Qatar’s foreign ministry said in a post on its official Twitter account that Saudi Arabia had only granted an entry permit to Public Health Minister Hanan al-Kuwari after the meeting at the Persian Gulf Cooperation Council (GCC) General Secretariat on Wednesday had already started.
"We are surprised to see that Saudi is politicizing a humanitarian sector, that requires close collaboration and coordination due to the urgency of the situation,” the English-language statement issued on Thursday said.
Saudi Arabia, the United Arab Emirates, Bahrain and non-GCC Egypt have imposed a political, economic and trade boycott on Qatar since mid-2017 over allegations it supports terrorism and is cozying up to regional foe Iran.
Libya, the Maldives, Djibouti, Senegal and the Comoros later joined the camp in ending diplomatic ties with Doha. Jordan downgraded its diplomatic relations as well.
Qatar’s Foreign Ministry later announced that the decision to cut diplomatic ties was unjustified and based on false claims and assumptions.
On June 9, 2017, Qatar strongly dismissed allegations of supporting terrorism after the Saudi regime and its allies blacklisted dozens of individuals and entities purportedly associated with Doha.
Later that month, Saudi Arabia and its allies released a 13-point list of demands, including the closure of al-Jazeera television network and downgrade of relations with Iran, in return for the normalization of diplomatic relations with Doha.

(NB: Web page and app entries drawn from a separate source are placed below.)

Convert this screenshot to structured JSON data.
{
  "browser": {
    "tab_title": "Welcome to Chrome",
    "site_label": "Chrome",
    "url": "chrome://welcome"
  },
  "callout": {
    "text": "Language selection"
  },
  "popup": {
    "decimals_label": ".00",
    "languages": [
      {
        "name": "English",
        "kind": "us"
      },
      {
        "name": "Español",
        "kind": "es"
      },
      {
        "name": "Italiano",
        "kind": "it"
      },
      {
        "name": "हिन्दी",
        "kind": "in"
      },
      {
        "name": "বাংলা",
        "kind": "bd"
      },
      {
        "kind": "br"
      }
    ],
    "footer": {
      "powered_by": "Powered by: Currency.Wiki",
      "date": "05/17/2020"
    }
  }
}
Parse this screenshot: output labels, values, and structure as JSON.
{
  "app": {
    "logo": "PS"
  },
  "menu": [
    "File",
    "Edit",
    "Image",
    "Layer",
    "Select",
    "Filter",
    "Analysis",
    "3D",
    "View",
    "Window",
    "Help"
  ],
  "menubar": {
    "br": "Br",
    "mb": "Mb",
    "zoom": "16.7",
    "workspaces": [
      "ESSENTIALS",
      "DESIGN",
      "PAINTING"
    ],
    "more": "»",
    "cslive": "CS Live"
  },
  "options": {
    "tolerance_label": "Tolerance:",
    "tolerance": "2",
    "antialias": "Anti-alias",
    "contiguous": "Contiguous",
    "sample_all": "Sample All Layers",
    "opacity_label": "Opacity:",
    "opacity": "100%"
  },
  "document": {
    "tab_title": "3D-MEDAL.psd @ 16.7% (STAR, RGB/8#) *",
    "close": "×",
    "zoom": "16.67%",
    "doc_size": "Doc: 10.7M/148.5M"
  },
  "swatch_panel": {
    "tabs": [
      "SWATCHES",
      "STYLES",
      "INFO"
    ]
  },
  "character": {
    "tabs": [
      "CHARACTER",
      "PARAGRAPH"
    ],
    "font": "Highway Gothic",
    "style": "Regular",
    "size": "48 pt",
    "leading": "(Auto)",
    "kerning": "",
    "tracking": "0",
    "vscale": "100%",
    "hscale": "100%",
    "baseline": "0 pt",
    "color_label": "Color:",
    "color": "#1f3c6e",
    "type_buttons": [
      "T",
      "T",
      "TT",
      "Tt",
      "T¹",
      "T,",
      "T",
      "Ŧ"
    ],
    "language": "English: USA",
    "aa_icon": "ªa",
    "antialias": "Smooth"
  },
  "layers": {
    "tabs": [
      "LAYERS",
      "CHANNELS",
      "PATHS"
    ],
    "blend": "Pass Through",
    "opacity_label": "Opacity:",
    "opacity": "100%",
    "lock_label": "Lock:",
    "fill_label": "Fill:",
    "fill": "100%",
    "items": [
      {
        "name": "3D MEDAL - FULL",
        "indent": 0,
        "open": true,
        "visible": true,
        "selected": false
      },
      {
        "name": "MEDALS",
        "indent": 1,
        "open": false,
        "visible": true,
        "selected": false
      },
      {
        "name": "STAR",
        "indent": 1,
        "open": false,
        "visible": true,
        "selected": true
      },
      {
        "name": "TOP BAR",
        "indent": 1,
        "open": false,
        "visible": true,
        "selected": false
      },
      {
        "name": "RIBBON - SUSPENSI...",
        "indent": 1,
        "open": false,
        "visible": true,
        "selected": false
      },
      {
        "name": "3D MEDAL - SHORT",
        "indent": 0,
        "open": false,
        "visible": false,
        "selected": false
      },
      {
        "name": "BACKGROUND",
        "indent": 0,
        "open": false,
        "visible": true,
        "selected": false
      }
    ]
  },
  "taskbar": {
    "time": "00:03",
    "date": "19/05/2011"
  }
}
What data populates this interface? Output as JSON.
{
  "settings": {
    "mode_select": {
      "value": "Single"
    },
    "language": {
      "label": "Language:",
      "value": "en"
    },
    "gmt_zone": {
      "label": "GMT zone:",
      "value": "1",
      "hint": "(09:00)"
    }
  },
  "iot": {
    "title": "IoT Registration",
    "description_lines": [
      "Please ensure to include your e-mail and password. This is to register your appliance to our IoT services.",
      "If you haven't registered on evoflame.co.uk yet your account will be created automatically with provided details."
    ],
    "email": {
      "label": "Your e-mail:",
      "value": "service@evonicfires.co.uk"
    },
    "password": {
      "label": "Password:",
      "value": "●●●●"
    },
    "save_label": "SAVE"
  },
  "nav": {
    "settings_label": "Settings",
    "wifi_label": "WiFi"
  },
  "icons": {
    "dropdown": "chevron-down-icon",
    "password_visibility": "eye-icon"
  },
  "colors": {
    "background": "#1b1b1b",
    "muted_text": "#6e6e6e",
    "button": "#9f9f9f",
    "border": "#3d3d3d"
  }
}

The document also asked Qatar to sever all ties with the Muslim Brotherhood and the Lebanese Hezbollah resistance movement.
Qatar rejected the demands as "unreasonable.”